◆ **WORK ITEM**: As you look over the data below, please find each line where the word "screenshot" appears, then copy it.

◆ **EXERCISE INPUT**:

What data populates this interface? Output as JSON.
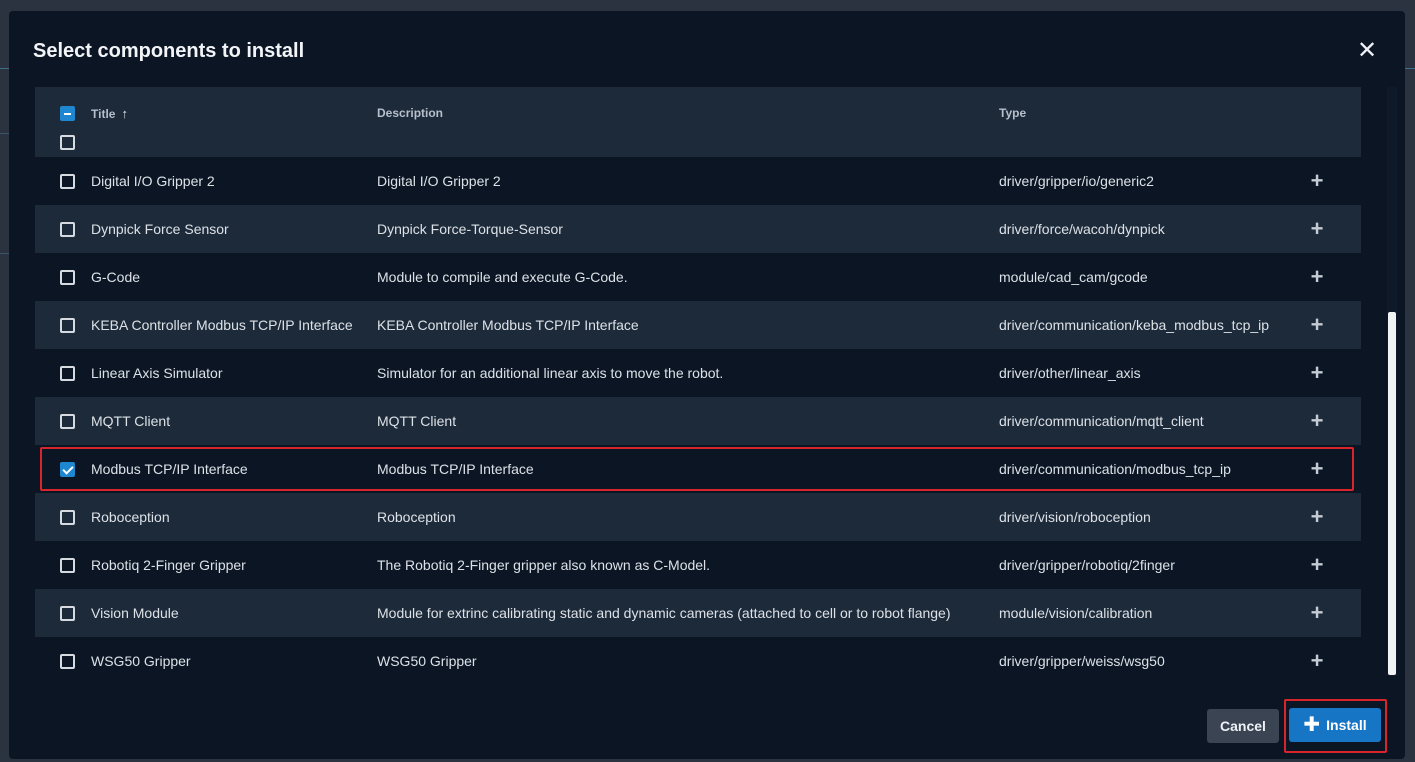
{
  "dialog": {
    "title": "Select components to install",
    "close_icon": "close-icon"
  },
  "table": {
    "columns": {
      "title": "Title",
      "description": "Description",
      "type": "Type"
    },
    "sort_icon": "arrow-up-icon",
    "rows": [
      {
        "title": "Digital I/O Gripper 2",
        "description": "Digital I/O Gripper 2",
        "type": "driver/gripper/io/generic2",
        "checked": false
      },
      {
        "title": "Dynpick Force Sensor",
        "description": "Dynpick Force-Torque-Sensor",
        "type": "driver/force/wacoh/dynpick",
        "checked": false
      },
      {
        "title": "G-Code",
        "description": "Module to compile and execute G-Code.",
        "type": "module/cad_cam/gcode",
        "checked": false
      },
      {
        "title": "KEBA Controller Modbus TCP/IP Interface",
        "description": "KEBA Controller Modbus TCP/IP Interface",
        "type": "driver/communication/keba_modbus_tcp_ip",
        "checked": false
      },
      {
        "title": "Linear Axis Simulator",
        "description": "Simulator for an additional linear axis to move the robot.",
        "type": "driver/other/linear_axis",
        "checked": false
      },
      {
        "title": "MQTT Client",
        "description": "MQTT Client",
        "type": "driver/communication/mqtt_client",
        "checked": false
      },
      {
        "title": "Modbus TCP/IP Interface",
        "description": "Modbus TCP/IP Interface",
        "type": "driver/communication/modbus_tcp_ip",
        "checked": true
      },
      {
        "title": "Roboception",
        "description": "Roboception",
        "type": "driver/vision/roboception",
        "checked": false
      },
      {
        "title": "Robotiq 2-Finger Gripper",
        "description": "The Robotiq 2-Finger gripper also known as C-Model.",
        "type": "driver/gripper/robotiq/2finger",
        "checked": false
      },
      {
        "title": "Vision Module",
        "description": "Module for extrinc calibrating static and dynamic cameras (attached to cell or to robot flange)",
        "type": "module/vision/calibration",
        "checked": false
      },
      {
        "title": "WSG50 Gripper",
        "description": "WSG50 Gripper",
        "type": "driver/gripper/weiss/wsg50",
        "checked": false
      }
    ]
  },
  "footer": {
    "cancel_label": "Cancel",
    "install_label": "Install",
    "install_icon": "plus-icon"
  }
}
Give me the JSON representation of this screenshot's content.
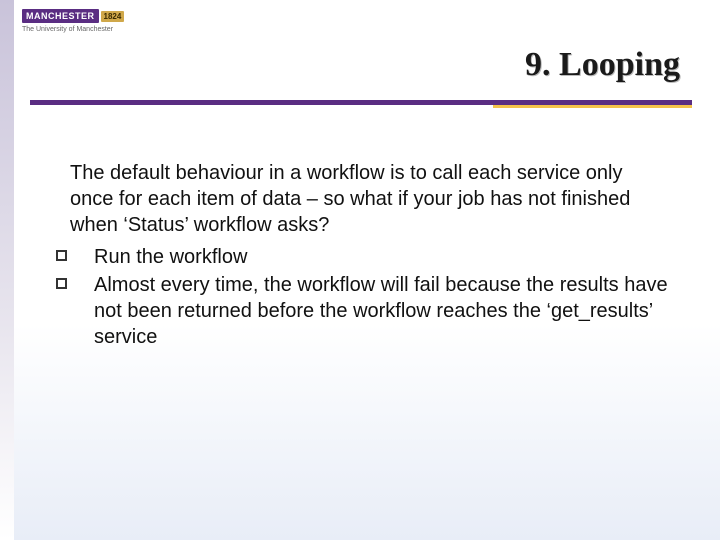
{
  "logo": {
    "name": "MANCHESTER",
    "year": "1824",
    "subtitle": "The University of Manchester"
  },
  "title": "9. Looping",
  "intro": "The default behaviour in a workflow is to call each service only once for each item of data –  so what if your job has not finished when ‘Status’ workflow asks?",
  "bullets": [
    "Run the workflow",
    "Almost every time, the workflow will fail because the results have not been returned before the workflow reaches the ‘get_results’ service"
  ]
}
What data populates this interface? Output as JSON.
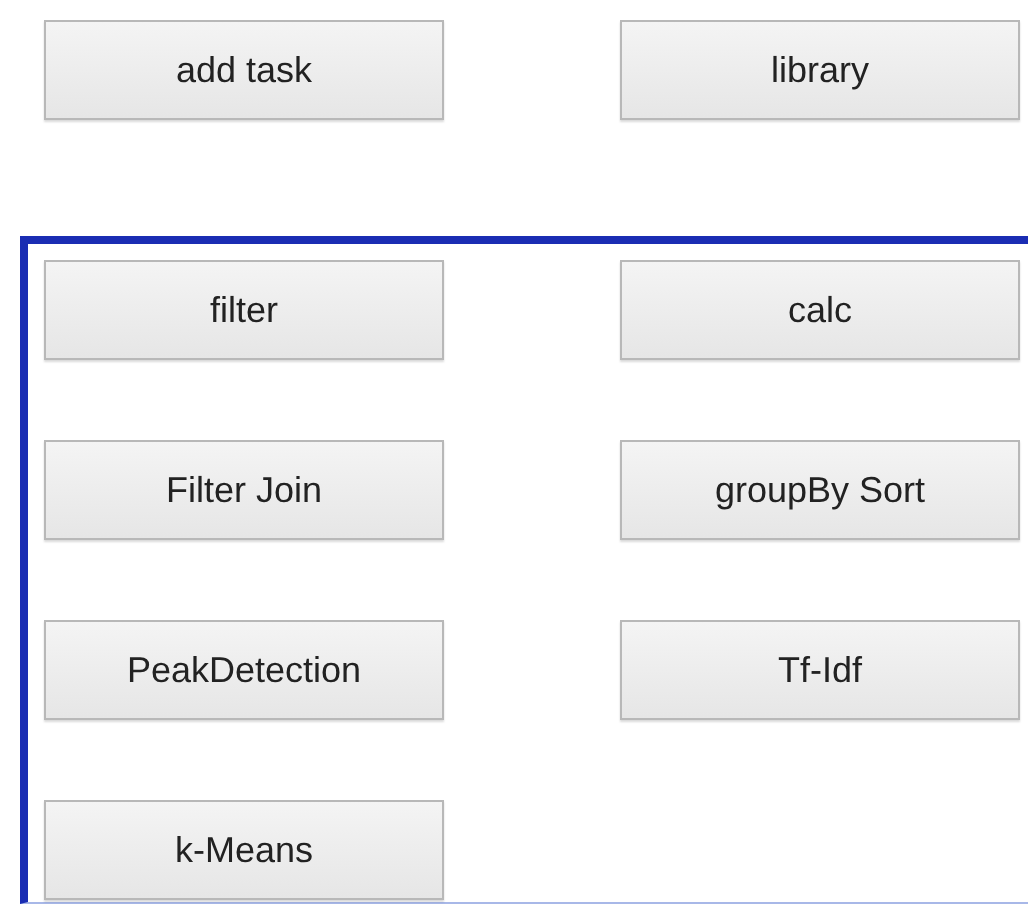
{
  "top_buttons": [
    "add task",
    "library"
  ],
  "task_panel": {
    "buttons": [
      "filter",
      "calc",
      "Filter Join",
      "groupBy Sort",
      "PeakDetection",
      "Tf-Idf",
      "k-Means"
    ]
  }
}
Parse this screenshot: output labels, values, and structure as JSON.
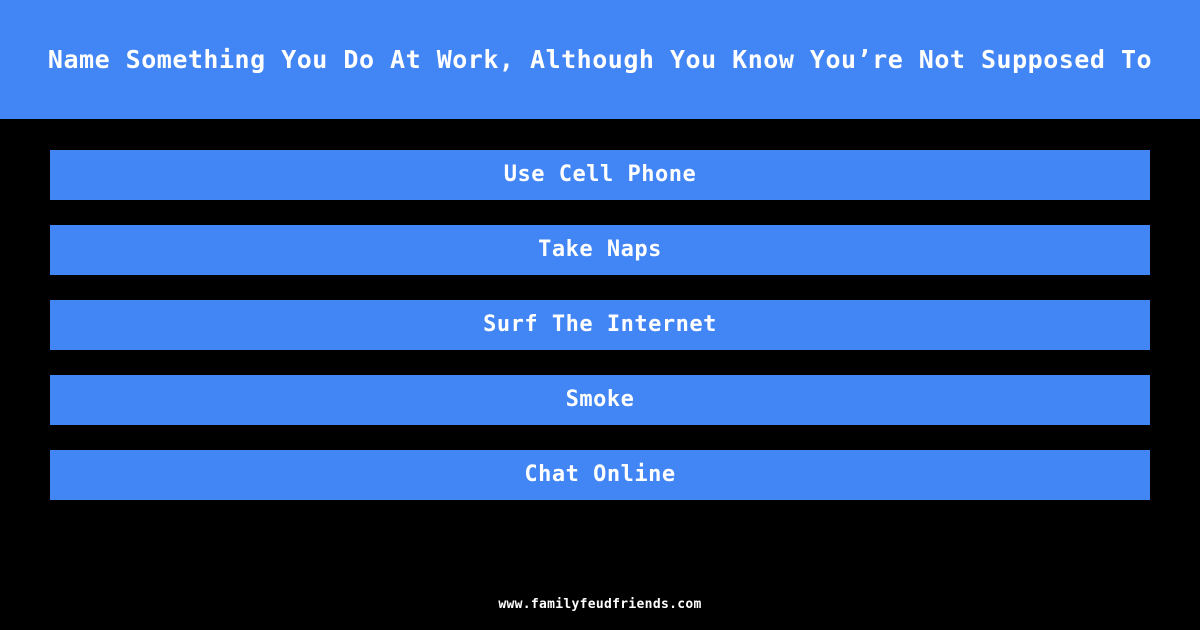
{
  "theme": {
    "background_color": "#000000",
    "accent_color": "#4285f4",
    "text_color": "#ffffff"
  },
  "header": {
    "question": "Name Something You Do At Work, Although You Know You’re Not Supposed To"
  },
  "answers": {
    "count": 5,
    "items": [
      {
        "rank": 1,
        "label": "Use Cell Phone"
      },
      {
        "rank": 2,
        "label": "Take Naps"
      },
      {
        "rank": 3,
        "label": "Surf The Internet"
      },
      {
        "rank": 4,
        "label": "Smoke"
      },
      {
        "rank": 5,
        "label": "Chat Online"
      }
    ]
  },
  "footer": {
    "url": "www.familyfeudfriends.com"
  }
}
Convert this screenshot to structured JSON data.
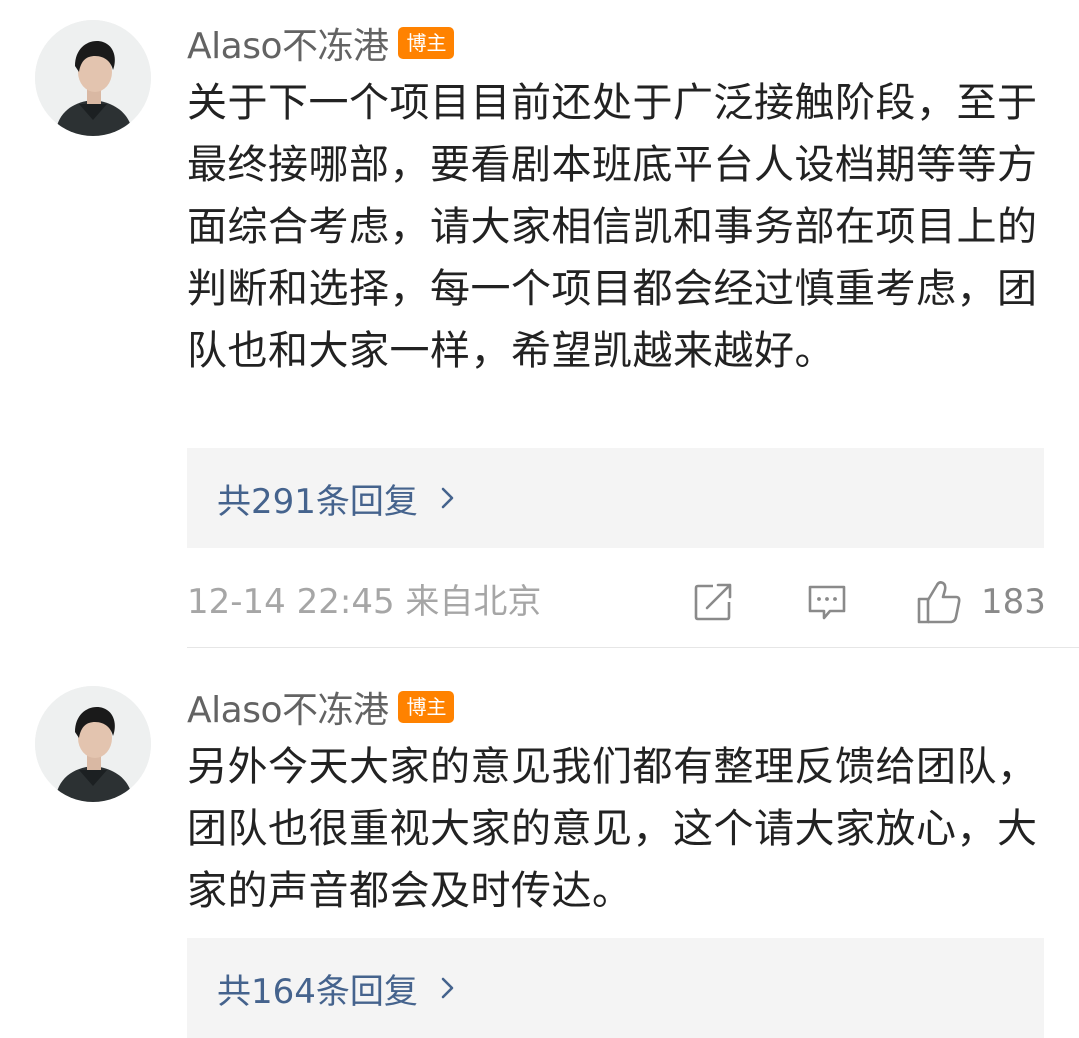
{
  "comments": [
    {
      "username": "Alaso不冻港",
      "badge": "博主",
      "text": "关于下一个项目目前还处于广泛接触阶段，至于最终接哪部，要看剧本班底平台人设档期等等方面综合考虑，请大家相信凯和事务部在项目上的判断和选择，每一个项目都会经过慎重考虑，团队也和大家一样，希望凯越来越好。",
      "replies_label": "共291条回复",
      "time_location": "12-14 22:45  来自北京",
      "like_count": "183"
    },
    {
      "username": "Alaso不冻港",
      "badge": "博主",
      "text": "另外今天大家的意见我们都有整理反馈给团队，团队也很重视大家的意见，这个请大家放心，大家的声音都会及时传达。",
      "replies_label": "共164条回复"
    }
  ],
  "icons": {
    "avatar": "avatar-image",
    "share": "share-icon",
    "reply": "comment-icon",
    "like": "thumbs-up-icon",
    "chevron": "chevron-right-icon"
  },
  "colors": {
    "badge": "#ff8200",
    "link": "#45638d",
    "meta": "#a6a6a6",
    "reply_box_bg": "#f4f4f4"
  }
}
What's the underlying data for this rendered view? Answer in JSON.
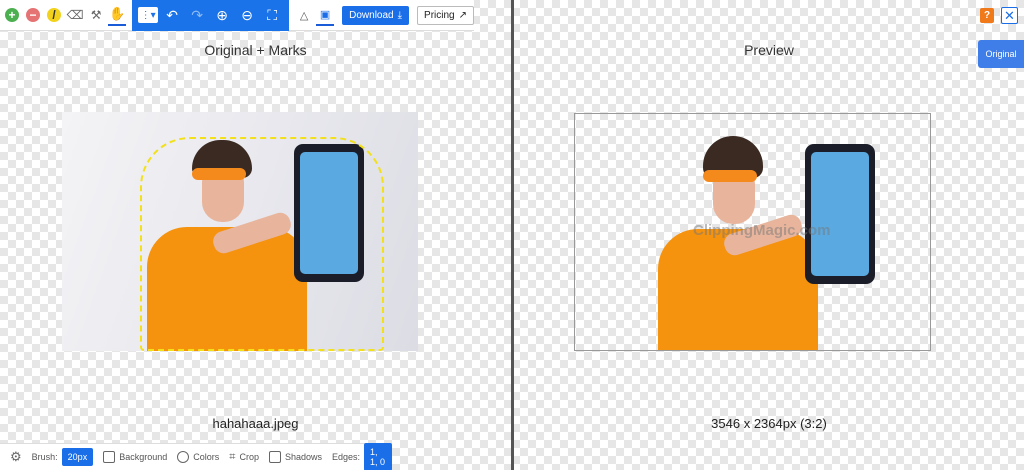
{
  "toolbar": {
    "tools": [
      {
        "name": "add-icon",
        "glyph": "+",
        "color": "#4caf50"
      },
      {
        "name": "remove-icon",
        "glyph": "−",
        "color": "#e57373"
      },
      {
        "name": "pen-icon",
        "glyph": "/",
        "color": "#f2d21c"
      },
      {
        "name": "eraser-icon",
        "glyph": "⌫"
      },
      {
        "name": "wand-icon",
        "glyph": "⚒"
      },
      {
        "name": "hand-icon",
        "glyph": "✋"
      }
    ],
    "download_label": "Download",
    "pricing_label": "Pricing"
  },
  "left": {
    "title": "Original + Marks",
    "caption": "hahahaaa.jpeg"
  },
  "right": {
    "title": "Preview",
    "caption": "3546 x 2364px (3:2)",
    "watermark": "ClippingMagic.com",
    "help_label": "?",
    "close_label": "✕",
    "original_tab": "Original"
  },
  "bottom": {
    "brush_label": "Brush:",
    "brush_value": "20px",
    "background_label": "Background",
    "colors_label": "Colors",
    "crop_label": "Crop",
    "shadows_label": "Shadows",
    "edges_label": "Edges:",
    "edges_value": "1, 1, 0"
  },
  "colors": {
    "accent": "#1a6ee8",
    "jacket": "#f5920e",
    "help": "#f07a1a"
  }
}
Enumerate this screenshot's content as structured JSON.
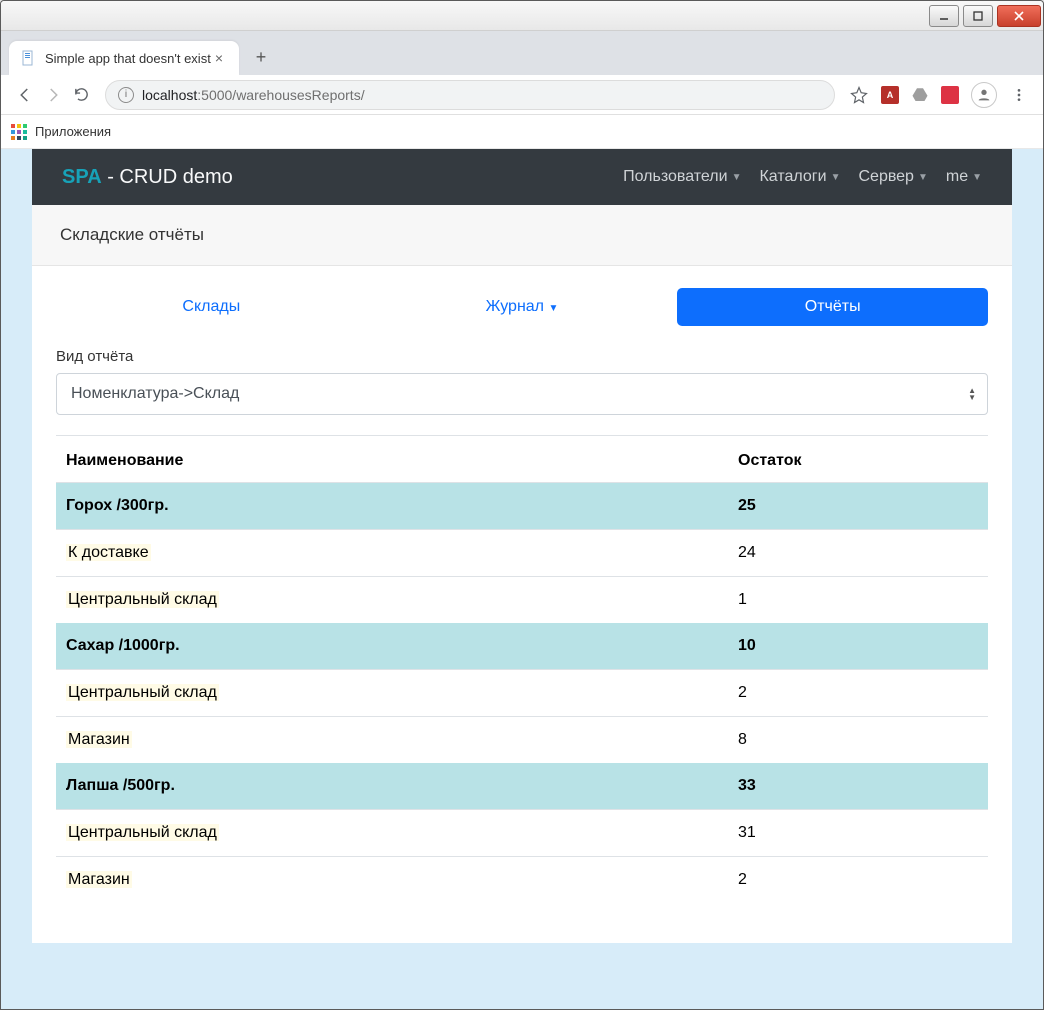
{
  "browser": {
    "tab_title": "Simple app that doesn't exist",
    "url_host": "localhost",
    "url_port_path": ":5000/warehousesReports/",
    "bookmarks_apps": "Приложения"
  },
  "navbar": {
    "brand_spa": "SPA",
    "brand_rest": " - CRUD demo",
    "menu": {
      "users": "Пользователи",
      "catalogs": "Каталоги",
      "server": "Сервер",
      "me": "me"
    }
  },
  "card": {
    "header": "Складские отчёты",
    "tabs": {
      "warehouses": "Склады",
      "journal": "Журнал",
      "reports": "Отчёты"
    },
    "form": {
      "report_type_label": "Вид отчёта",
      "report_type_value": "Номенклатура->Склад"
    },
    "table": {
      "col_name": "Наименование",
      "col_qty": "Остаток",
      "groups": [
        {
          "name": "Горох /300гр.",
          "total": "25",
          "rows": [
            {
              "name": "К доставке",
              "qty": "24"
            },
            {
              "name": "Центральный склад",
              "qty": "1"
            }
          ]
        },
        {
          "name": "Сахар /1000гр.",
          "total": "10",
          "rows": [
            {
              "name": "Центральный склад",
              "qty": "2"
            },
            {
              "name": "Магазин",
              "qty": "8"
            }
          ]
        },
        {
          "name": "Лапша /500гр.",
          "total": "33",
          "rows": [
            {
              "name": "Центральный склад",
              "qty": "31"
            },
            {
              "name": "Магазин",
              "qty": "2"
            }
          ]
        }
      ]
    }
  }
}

◆ **EXERCISE SOLUTION**:
Give me the JSON representation of this screenshot's content.
Parse this screenshot: output labels, values, and structure as JSON.
Convert this screenshot to structured JSON data.
Enumerate this screenshot's content as structured JSON.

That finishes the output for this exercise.